*WHAT THIS TASK INVOLVES*.
State how many lines of the data below hold the string "Your", giving nothing but the number.
==== SOURCE RECORDS ====
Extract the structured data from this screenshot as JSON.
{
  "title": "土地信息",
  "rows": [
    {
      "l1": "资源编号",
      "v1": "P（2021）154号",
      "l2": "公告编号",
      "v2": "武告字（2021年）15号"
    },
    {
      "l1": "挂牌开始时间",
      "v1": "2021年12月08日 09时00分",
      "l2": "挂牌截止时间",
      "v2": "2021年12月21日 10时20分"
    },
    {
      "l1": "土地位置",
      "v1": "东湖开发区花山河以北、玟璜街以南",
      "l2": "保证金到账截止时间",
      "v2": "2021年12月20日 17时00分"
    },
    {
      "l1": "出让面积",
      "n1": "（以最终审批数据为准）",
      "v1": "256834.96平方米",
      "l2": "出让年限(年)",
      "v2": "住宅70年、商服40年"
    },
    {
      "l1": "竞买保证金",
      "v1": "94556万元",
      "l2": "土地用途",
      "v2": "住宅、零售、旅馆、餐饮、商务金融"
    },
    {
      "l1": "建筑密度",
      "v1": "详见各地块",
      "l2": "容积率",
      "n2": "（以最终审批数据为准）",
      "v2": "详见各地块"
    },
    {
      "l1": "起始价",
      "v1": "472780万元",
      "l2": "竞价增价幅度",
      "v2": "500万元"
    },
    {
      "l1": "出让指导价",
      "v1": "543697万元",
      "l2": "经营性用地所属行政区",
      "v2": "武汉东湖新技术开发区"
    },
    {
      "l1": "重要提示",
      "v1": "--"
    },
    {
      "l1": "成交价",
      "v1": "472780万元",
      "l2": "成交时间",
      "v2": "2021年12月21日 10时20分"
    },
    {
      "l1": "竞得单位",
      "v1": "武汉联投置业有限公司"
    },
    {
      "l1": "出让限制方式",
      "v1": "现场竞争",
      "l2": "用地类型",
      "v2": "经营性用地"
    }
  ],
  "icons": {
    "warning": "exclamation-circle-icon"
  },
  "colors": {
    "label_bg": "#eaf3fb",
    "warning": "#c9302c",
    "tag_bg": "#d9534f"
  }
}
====
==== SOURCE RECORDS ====
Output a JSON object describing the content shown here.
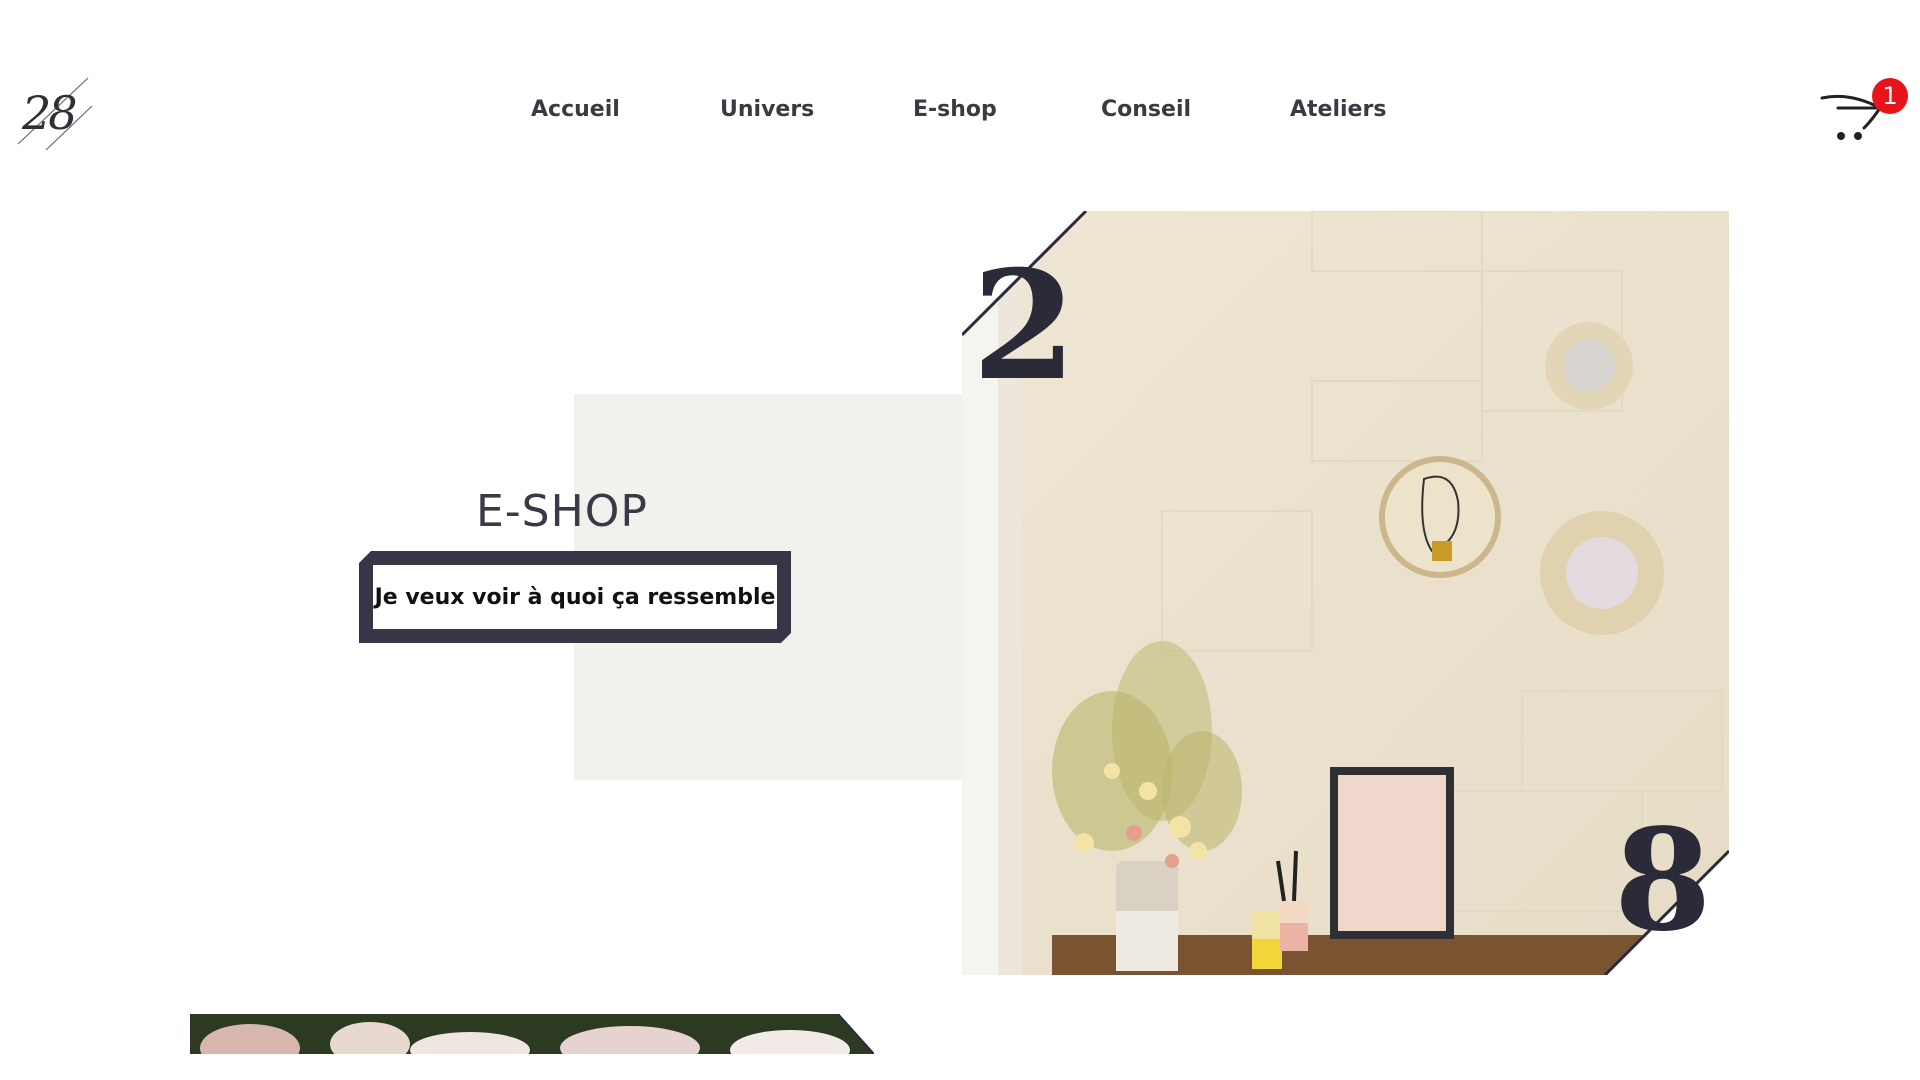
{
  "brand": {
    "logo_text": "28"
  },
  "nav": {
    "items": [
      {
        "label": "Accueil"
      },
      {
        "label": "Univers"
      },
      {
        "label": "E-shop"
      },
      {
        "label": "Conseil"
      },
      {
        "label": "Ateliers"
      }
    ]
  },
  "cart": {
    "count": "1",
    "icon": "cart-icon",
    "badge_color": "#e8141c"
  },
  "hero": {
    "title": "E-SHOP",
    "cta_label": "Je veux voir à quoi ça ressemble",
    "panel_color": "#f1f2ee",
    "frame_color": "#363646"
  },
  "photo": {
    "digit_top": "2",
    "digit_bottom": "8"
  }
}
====
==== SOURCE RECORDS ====
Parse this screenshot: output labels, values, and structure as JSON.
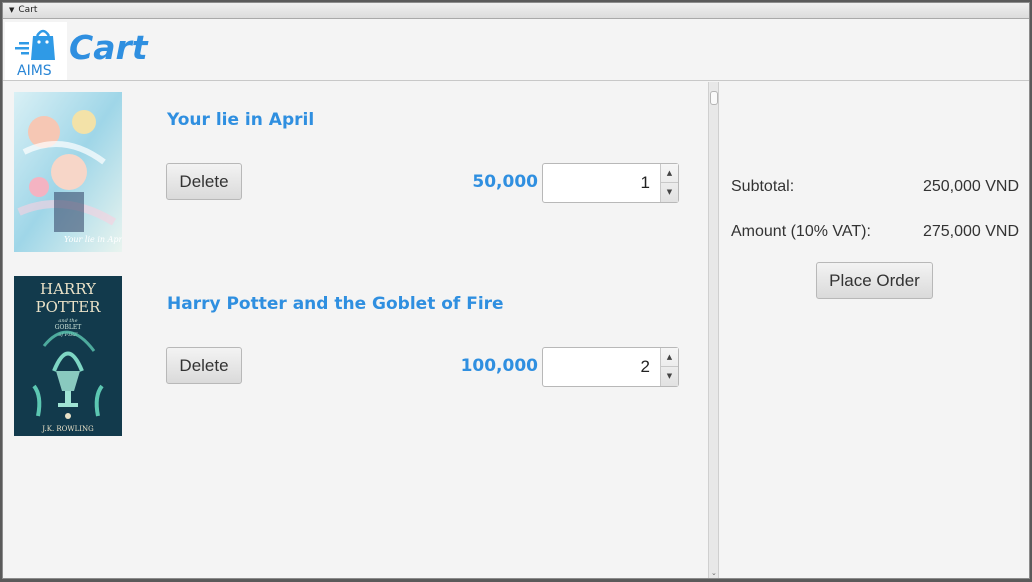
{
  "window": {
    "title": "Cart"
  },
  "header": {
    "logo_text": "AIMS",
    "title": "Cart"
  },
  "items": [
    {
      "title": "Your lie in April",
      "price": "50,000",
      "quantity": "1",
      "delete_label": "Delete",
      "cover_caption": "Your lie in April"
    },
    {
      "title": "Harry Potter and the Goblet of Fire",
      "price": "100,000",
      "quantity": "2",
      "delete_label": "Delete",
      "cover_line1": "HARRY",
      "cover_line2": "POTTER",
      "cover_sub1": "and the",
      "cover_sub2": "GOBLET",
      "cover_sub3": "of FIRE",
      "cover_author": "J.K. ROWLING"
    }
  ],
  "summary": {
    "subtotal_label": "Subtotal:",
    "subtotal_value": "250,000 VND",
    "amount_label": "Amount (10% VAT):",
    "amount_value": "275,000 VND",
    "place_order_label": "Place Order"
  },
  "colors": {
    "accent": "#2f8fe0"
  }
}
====
*SOLUTION BELOW*.
2